If reactions do occur, in most cases, they are usually mild and either require no treatment or can be treated easily by you or your healthcare provider. Serious side effects are less common.
Common side effects of thalidomide include but are not limited to:
- Low levels of calcium in the blood
- Swelling, especially of the arms, hands, legs, ankles, or feet (edema)
- Numbness, tingling, or burning sensations of the skin
- Muscle weakness.
(Click Thalidomide Side Effects to learn more, including potentially serious side effects you should report immediately to your healthcare provider.)
You should talk with your healthcare provider prior to taking this medication if you have:
- Had a blood clot in your lungs or veins
- Human immunodeficiency virus (HIV) or acquired immunodeficiency syndrome (AIDS)
- A low level of white blood cells
- An abnormally low heart rate (bradycardia)
- A history of seizures
- Not had a hysterectomy or been in menopause for at least 24 months (for women)
- Any allergies, including to foods, dyes, or preservatives.
Also, let your healthcare provider know if you are:
- Pregnant or thinking of becoming pregnant (see Thalomid and Pregnancy)
- Breastfeeding (see Thalomid and Breastfeeding).
Make sure to tell your healthcare provider about all other medications you are taking, including prescription and nonprescription medicines, vitamins, and herbal supplements.
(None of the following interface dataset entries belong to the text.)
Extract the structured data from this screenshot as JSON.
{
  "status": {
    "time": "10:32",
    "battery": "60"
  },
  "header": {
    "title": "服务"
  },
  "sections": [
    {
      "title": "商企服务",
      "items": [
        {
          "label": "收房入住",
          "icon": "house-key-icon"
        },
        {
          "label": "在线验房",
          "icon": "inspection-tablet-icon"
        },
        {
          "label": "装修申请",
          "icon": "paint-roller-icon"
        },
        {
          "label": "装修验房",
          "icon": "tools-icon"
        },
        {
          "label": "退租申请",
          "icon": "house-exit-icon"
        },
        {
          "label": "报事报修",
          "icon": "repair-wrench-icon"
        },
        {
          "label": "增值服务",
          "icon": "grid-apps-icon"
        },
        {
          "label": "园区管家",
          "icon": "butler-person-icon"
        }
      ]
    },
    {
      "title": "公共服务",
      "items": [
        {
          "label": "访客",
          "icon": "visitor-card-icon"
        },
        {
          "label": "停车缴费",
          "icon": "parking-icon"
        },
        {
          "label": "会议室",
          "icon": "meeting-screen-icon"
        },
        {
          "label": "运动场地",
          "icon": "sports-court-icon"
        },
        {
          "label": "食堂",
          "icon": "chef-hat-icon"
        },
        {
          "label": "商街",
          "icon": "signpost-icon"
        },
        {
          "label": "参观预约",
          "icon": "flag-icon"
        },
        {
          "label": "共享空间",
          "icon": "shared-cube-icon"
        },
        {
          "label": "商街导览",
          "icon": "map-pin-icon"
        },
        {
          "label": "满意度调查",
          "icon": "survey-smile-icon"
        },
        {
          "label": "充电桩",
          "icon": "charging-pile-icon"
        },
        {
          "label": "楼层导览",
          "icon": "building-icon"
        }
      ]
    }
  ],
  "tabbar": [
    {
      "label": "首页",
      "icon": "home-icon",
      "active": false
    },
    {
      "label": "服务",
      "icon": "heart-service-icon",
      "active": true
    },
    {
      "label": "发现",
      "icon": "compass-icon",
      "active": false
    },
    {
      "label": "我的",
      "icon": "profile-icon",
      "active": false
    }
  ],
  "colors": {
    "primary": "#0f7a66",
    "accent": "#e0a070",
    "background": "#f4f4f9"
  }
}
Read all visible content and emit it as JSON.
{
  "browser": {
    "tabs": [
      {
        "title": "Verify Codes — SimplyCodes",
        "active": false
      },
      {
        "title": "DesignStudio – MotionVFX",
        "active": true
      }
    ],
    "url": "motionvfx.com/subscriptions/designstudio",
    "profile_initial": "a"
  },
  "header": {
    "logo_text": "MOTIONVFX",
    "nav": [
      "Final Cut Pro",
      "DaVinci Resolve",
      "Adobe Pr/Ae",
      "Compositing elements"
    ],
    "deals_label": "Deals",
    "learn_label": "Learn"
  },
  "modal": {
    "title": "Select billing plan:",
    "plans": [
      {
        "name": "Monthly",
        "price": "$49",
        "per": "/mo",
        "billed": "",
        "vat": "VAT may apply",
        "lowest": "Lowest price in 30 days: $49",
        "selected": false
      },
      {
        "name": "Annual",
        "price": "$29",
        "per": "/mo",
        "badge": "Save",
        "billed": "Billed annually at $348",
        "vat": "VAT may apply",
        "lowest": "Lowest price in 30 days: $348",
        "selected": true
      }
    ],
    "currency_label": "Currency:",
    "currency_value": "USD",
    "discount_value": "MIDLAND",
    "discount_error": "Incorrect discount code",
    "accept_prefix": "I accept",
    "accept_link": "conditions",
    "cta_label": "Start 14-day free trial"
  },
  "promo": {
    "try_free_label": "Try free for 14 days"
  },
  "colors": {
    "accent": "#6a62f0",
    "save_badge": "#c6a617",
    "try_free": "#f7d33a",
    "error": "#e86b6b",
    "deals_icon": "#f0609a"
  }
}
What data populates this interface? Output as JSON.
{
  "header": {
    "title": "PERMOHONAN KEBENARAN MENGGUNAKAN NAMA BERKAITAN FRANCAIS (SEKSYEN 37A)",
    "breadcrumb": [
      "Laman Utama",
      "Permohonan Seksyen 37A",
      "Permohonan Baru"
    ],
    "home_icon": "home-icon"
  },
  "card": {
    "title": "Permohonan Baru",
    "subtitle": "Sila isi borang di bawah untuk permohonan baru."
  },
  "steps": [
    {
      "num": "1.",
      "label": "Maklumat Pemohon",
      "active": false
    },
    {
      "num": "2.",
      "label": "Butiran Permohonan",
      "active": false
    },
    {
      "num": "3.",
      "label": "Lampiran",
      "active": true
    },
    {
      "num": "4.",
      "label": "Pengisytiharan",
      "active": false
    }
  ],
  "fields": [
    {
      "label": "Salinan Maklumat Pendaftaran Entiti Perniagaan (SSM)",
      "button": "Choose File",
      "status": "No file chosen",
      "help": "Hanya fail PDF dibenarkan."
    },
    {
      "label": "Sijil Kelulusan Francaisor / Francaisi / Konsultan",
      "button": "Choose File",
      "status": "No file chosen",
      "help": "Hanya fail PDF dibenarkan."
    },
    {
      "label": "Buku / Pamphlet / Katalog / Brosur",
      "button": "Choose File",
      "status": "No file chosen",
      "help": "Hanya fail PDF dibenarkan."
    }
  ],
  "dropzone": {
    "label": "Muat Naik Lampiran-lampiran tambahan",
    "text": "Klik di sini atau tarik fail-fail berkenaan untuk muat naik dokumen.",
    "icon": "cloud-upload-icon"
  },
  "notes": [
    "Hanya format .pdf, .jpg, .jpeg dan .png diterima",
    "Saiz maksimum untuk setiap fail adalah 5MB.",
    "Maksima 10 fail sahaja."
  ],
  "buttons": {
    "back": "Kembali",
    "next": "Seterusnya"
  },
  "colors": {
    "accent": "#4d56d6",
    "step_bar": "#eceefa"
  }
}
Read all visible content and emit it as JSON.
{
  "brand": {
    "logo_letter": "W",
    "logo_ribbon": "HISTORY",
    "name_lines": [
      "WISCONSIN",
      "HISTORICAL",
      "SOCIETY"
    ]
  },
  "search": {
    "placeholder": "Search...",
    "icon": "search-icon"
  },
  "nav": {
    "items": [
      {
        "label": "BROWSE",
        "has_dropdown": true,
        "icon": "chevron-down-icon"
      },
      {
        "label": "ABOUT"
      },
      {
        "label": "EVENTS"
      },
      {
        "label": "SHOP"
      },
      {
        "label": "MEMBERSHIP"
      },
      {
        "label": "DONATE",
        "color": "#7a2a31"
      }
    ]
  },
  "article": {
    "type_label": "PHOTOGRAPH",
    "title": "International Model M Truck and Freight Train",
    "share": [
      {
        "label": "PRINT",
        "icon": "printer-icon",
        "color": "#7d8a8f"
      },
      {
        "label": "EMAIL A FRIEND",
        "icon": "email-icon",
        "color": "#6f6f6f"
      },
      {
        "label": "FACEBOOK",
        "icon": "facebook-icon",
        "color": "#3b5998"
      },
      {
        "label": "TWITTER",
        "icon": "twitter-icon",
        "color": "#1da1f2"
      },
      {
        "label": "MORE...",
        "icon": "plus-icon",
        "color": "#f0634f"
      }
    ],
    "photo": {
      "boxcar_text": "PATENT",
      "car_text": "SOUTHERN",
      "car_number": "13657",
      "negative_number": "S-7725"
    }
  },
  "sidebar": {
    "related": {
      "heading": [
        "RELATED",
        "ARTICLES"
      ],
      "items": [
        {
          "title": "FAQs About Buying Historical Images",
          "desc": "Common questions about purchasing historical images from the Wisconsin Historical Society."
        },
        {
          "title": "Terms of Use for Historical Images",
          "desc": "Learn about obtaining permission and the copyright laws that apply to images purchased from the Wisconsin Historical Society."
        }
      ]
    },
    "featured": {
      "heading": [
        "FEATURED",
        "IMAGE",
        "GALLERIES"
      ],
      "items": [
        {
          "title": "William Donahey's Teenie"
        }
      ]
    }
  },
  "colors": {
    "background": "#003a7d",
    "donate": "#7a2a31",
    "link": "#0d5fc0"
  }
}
(Click Precautions and Warnings With Thalidomide to learn more, including information on who should not take the drug.)